[Stored data — start]

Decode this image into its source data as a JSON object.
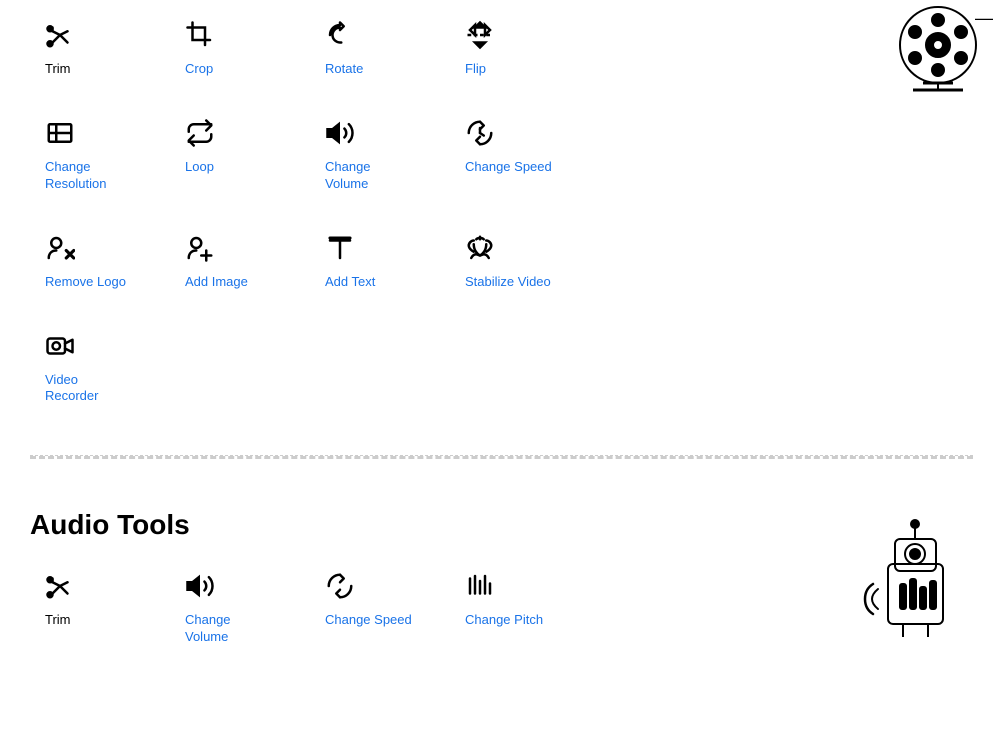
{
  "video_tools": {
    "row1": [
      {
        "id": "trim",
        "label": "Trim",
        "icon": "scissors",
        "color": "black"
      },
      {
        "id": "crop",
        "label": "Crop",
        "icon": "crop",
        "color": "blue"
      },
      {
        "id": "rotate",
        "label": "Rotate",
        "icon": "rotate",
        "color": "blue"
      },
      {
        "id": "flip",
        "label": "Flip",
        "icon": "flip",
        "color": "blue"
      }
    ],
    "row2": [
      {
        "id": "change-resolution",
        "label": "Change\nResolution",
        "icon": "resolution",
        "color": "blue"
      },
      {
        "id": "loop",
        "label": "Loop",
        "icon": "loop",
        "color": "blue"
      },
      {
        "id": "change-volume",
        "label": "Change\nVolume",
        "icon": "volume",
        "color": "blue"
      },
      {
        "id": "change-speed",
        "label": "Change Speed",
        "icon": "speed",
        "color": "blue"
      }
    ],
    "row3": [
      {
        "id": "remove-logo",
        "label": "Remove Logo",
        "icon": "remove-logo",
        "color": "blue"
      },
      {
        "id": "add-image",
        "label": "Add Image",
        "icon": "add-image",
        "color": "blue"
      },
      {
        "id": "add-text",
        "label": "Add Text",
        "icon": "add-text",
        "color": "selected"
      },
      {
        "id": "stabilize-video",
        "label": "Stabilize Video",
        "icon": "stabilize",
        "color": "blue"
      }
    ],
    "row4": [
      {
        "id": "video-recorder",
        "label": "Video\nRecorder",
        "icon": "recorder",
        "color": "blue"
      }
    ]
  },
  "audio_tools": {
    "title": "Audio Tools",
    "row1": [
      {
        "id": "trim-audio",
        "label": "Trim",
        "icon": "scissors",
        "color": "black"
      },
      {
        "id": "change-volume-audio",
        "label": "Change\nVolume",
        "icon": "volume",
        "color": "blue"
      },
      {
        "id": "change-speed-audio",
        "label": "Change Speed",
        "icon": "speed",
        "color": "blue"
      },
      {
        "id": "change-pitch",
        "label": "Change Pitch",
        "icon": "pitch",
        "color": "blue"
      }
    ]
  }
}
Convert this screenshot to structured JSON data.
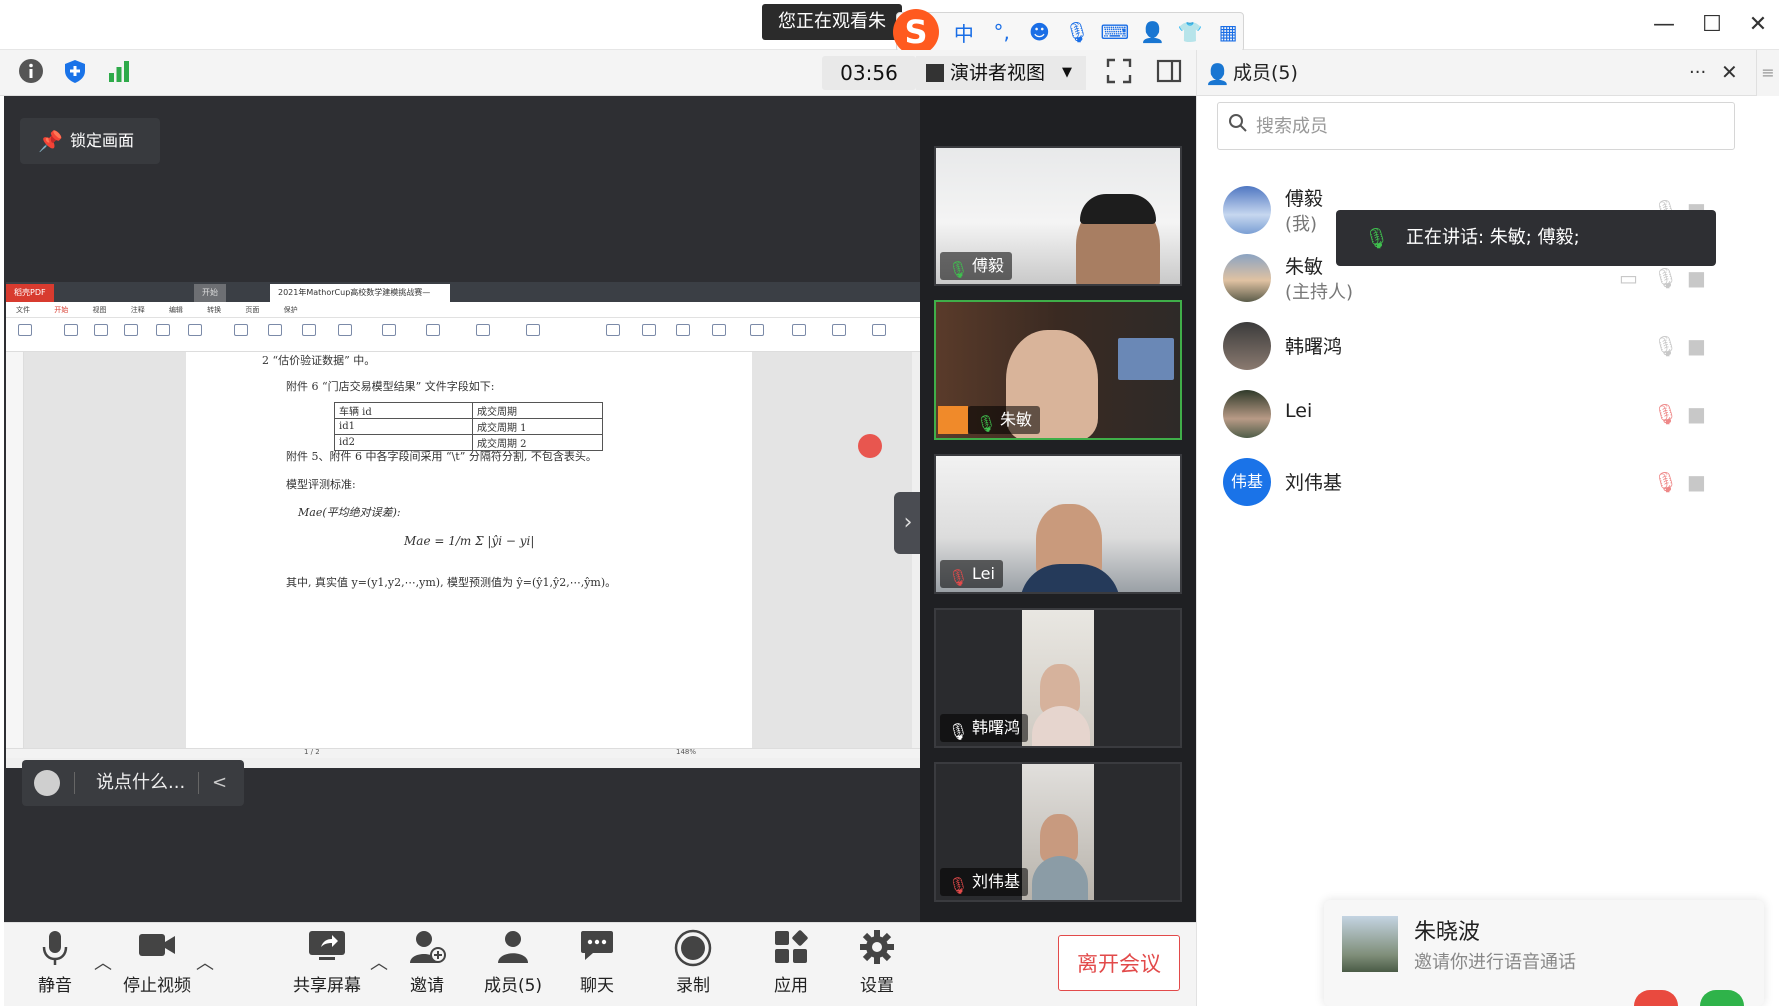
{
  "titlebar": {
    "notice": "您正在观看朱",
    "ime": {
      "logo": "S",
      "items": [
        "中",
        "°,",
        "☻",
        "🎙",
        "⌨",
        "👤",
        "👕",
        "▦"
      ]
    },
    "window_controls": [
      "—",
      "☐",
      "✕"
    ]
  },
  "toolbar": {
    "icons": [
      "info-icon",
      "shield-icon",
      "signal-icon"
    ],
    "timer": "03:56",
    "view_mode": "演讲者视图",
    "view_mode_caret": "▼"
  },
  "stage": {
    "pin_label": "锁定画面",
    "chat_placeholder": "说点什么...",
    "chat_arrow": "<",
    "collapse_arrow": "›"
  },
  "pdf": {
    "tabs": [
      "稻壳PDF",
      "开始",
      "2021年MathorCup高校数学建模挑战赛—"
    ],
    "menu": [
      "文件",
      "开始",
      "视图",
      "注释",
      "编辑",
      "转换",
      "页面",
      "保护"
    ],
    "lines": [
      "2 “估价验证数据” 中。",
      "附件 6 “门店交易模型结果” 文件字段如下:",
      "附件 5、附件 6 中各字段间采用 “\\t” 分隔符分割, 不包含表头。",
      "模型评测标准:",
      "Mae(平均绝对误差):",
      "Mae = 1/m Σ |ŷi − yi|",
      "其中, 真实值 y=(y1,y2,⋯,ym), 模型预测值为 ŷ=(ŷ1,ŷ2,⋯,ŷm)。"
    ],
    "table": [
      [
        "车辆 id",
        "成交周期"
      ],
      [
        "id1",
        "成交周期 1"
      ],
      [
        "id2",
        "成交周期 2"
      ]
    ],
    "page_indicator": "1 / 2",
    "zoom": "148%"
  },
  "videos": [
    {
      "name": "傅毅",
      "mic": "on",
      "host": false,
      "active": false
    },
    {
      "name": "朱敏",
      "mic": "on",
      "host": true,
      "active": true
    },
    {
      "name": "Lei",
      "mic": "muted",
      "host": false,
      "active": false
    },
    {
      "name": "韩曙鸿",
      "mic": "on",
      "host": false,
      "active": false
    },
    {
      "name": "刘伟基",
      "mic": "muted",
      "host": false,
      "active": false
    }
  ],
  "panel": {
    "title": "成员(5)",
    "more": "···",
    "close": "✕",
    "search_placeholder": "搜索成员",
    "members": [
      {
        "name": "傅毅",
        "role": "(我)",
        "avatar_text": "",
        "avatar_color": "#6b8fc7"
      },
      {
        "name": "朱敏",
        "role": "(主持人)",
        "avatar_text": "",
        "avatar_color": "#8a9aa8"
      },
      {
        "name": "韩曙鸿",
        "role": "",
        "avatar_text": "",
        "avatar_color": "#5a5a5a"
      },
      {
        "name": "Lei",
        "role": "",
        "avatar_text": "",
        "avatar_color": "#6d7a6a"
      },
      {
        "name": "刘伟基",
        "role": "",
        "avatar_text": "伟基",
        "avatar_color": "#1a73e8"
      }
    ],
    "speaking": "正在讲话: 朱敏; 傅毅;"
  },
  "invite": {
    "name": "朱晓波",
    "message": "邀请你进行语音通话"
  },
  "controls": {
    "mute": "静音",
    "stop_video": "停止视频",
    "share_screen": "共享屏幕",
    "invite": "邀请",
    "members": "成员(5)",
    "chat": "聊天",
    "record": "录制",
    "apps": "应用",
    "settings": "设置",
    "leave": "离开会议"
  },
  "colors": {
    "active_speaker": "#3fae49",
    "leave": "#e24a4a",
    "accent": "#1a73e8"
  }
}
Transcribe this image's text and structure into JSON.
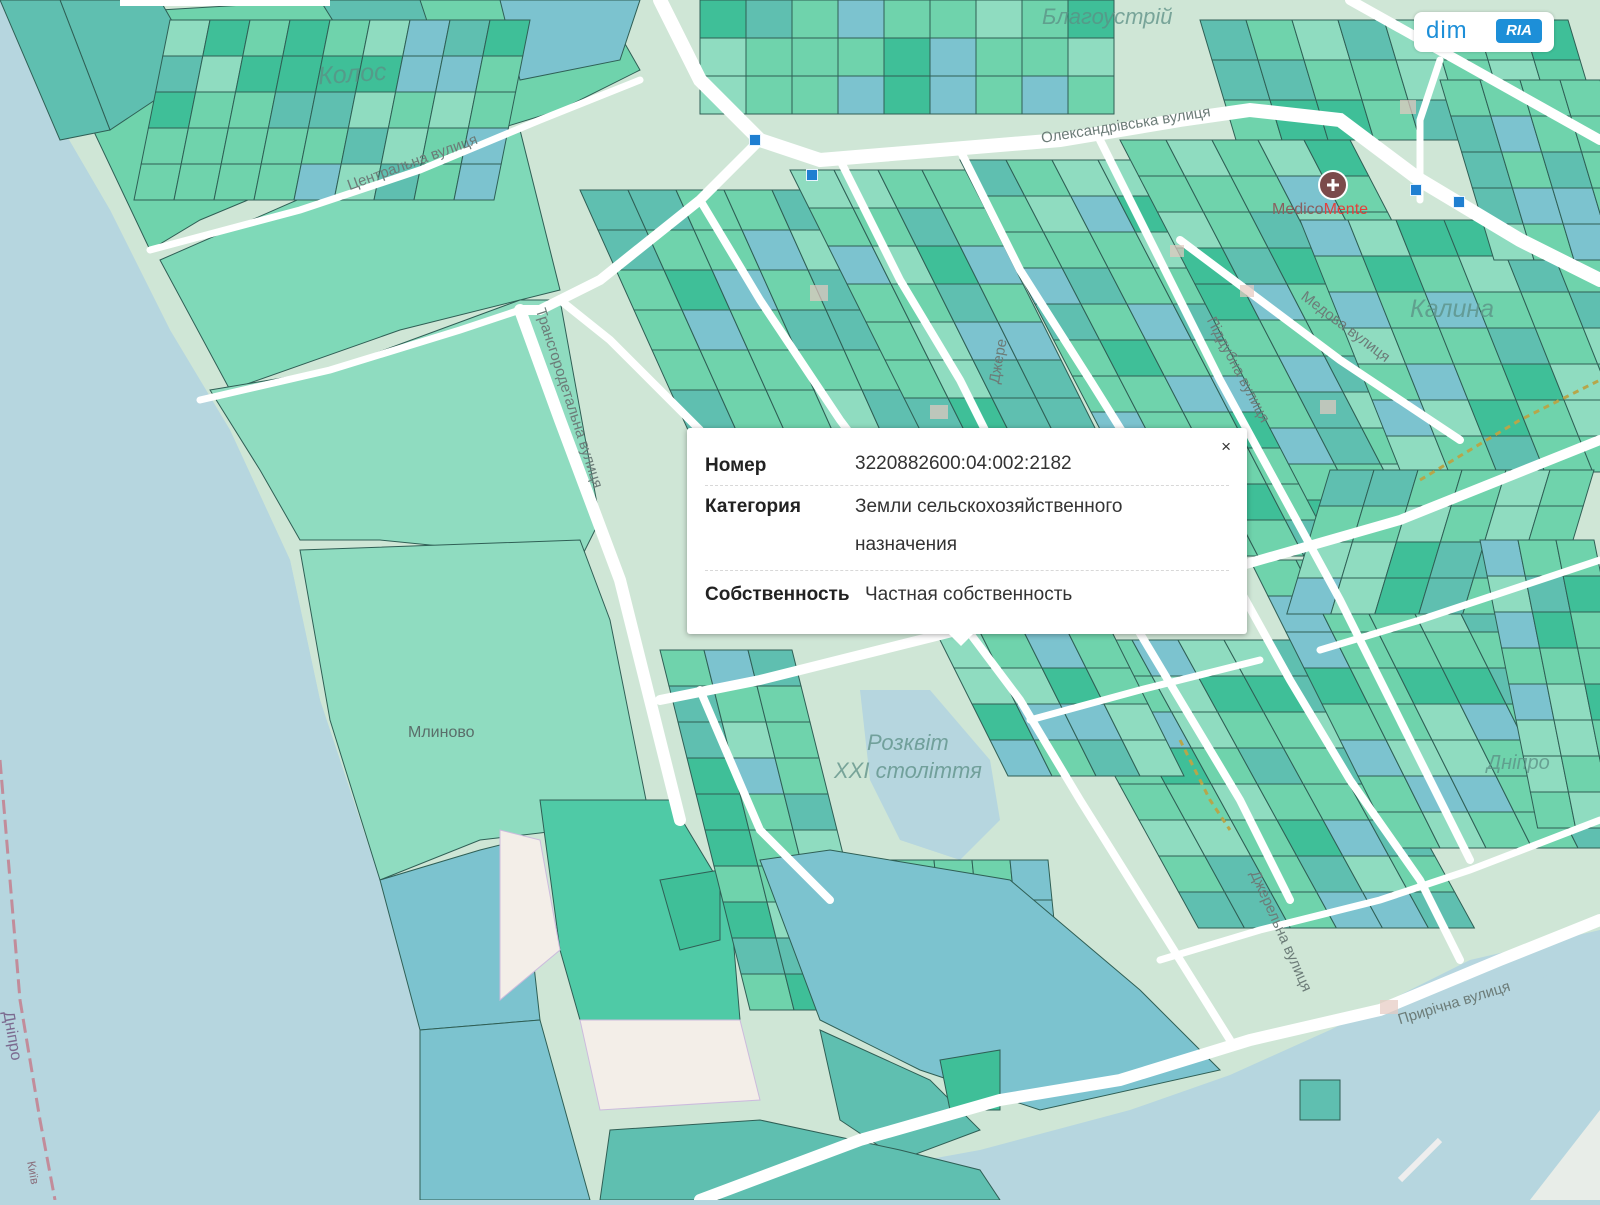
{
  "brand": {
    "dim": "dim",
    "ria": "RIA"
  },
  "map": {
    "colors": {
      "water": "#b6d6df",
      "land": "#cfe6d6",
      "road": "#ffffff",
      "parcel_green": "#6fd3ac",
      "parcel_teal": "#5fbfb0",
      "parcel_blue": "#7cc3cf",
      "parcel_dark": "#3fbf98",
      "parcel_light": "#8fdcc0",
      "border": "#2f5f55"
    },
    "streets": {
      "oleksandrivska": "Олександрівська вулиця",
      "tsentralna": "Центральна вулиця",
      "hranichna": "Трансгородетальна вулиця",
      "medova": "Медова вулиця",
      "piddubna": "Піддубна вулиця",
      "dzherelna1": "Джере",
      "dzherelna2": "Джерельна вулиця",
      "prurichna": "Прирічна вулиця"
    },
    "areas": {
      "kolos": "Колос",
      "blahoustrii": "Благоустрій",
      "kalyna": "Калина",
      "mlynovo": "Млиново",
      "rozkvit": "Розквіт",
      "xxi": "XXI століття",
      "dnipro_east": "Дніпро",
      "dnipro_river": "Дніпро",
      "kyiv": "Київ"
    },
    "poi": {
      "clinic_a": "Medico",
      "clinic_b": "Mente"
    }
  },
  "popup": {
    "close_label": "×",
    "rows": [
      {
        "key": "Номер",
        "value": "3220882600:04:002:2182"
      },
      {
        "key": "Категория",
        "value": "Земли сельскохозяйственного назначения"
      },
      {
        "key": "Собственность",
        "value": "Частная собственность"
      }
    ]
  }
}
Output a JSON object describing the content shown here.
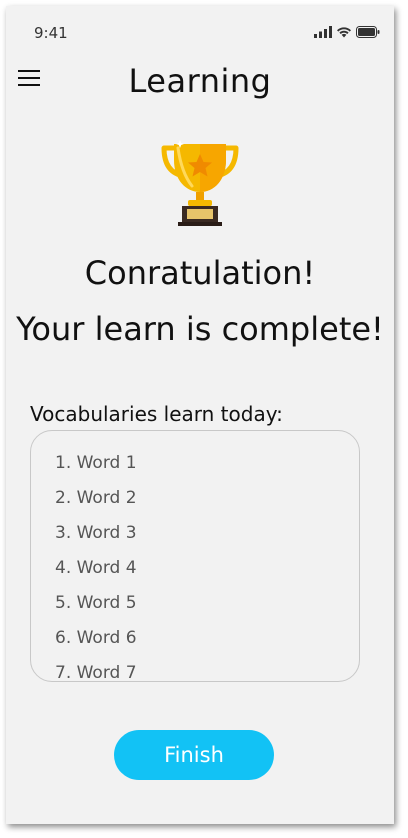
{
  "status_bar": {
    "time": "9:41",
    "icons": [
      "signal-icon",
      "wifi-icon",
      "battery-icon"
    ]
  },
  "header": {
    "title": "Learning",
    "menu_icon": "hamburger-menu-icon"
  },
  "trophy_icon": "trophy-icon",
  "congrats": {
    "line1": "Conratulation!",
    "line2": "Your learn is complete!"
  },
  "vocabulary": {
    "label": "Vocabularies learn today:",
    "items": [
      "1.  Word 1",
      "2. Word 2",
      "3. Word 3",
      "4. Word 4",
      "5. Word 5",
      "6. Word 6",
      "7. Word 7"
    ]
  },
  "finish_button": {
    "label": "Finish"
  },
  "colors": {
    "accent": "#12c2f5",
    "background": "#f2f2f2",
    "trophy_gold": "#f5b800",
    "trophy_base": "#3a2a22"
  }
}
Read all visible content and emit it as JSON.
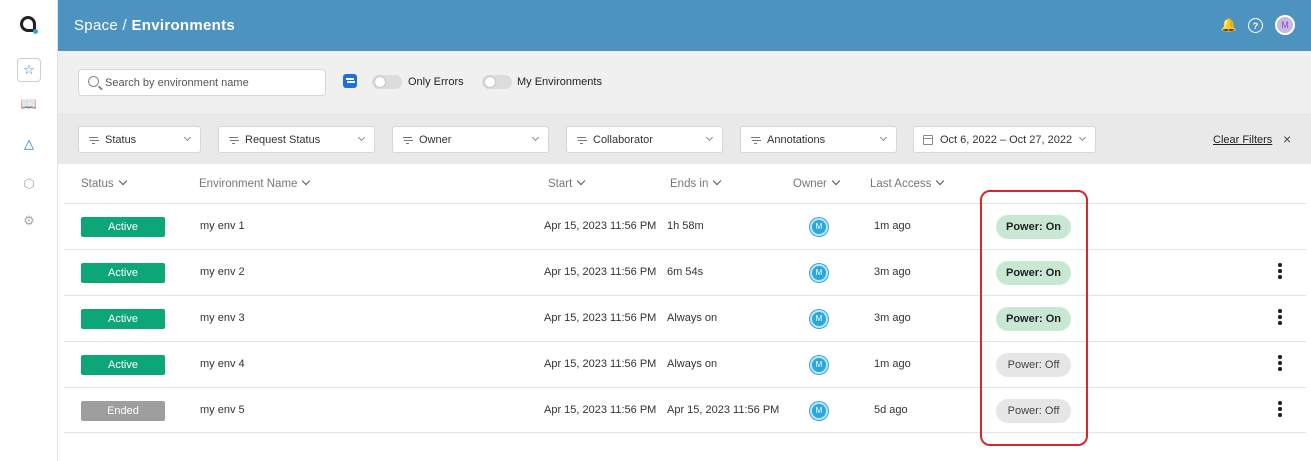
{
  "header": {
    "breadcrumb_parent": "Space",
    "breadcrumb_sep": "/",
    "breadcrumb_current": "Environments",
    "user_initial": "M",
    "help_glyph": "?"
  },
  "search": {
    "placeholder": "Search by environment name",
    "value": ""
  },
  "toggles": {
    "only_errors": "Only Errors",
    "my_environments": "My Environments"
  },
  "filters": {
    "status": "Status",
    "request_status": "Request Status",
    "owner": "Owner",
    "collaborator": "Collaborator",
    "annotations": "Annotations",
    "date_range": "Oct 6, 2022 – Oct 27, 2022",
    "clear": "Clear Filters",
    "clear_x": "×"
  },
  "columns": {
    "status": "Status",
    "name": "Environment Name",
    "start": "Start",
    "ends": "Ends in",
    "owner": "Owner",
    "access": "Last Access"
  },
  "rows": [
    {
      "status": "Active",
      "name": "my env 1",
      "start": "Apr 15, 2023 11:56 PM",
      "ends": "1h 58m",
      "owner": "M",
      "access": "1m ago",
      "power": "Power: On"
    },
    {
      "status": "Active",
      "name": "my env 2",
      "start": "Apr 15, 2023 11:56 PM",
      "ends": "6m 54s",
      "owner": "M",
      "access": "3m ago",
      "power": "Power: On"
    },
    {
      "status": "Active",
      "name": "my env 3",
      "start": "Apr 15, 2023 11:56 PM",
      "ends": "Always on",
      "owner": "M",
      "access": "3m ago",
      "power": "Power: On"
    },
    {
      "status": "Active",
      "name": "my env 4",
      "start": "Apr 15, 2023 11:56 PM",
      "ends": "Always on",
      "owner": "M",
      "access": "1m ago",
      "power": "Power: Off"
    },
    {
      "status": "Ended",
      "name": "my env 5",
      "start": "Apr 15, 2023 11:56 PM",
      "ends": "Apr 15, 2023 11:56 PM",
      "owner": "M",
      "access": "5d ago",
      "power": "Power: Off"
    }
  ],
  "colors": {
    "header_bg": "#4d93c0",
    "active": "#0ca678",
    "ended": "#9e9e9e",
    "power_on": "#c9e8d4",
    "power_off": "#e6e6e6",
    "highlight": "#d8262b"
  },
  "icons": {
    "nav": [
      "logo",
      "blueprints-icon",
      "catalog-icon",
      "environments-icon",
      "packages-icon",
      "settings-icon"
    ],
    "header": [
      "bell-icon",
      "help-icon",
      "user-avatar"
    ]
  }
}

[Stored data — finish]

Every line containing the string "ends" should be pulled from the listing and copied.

_Answer box_.
    "ends": "Ends in",
      "ends": "1h 58m",
      "ends": "6m 54s",
      "ends": "Always on",
      "ends": "Always on",
      "ends": "Apr 15, 2023 11:56 PM",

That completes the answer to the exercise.